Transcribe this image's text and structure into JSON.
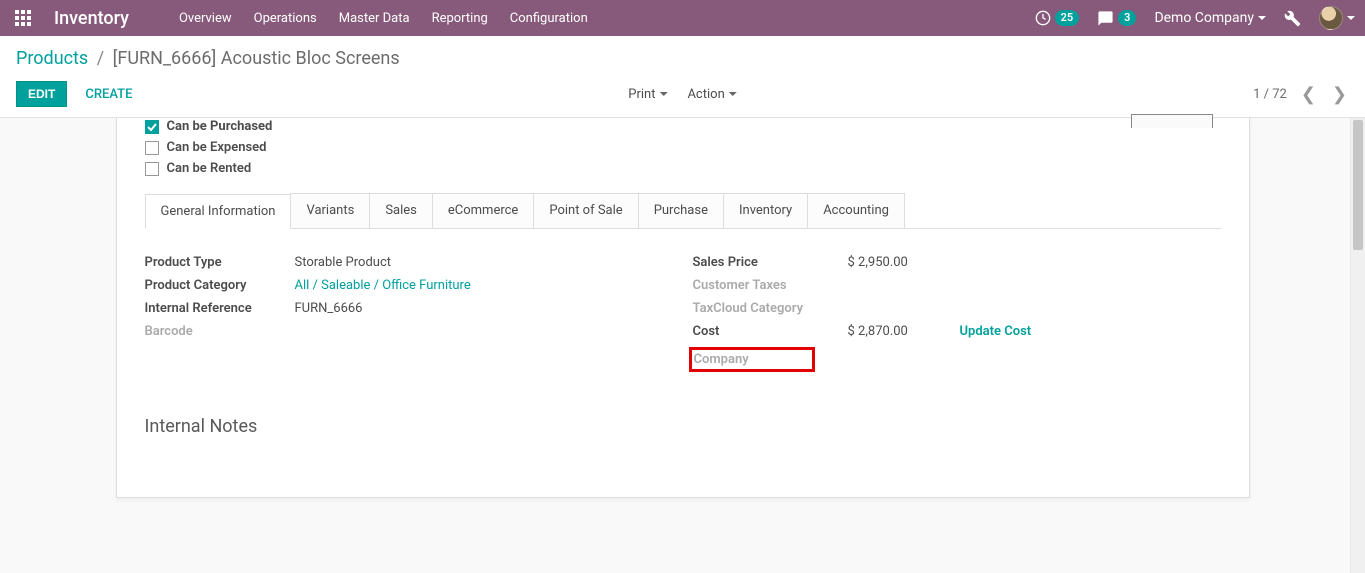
{
  "topbar": {
    "app_title": "Inventory",
    "nav": [
      "Overview",
      "Operations",
      "Master Data",
      "Reporting",
      "Configuration"
    ],
    "clock_badge": "25",
    "chat_badge": "3",
    "company": "Demo Company"
  },
  "breadcrumb": {
    "root": "Products",
    "sep": "/",
    "current": "[FURN_6666] Acoustic Bloc Screens"
  },
  "controls": {
    "edit": "EDIT",
    "create": "CREATE",
    "print": "Print",
    "action": "Action",
    "pager": "1 / 72"
  },
  "checks": {
    "can_be_purchased": "Can be Purchased",
    "can_be_expensed": "Can be Expensed",
    "can_be_rented": "Can be Rented"
  },
  "tabs": [
    "General Information",
    "Variants",
    "Sales",
    "eCommerce",
    "Point of Sale",
    "Purchase",
    "Inventory",
    "Accounting"
  ],
  "fields_left": {
    "product_type_label": "Product Type",
    "product_type_value": "Storable Product",
    "product_category_label": "Product Category",
    "product_category_value": "All / Saleable / Office Furniture",
    "internal_ref_label": "Internal Reference",
    "internal_ref_value": "FURN_6666",
    "barcode_label": "Barcode",
    "barcode_value": ""
  },
  "fields_right": {
    "sales_price_label": "Sales Price",
    "sales_price_value": "$ 2,950.00",
    "customer_taxes_label": "Customer Taxes",
    "taxcloud_label": "TaxCloud Category",
    "cost_label": "Cost",
    "cost_value": "$ 2,870.00",
    "update_cost": "Update Cost",
    "company_label": "Company"
  },
  "section": {
    "internal_notes": "Internal Notes"
  }
}
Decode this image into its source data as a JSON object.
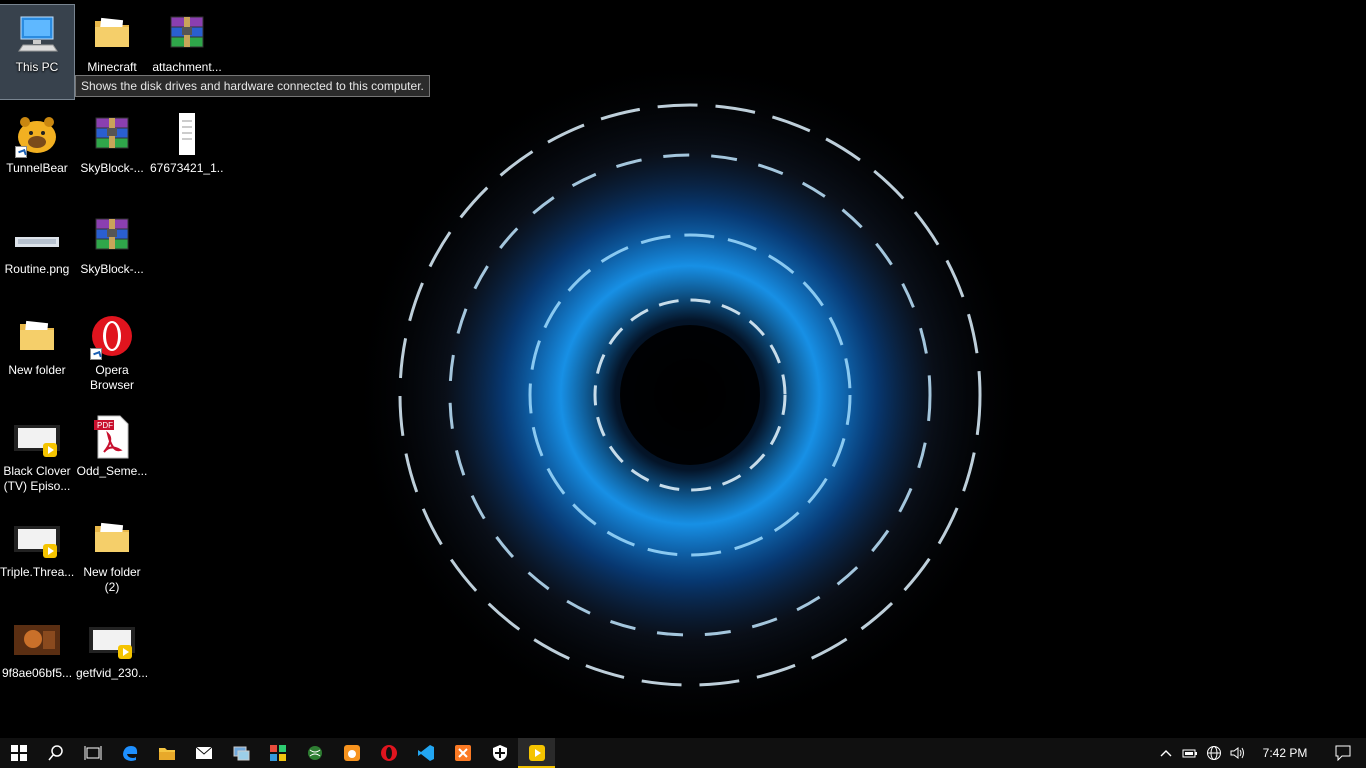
{
  "desktop": {
    "icons": [
      {
        "label": "This PC",
        "icon": "this-pc-icon"
      },
      {
        "label": "Minecraft",
        "icon": "folder-icon"
      },
      {
        "label": "attachment...",
        "icon": "winrar-archive-icon"
      },
      {
        "label": "TunnelBear",
        "icon": "tunnelbear-icon"
      },
      {
        "label": "SkyBlock-...",
        "icon": "winrar-archive-icon"
      },
      {
        "label": "67673421_1...",
        "icon": "document-file-icon"
      },
      {
        "label": "Routine.png",
        "icon": "png-image-icon"
      },
      {
        "label": "SkyBlock-...",
        "icon": "winrar-archive-icon"
      },
      {
        "label": "New folder",
        "icon": "folder-icon"
      },
      {
        "label": "Opera\nBrowser",
        "icon": "opera-icon"
      },
      {
        "label": "Black Clover\n(TV) Episo...",
        "icon": "video-file-icon"
      },
      {
        "label": "Odd_Seme...",
        "icon": "pdf-file-icon"
      },
      {
        "label": "Triple.Threa...",
        "icon": "video-file-icon"
      },
      {
        "label": "New folder\n(2)",
        "icon": "folder-icon"
      },
      {
        "label": "9f8ae06bf5...",
        "icon": "image-file-icon"
      },
      {
        "label": "getfvid_230...",
        "icon": "video-file-icon"
      }
    ],
    "tooltip": "Shows the disk drives and hardware connected to this computer."
  },
  "taskbar": {
    "pinned": [
      "start-icon",
      "search-icon",
      "task-view-icon",
      "edge-icon",
      "file-explorer-icon",
      "mail-icon",
      "network-manager-icon",
      "office-icon",
      "xbox-icon",
      "uc-browser-icon",
      "opera-icon",
      "vscode-icon",
      "xampp-icon",
      "security-icon",
      "media-player-icon"
    ],
    "active_app": "media-player-icon",
    "clock": "7:42 PM"
  },
  "colors": {
    "taskbar_bg": "#101010",
    "accent": "#f0c000",
    "wallpaper_glow": "#2fa8ff"
  }
}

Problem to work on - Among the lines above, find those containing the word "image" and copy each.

Task response -
Transcribe this image's text and structure into JSON.
Decode this image into its source data as a JSON object.
        "icon": "png-image-icon"
        "icon": "image-file-icon"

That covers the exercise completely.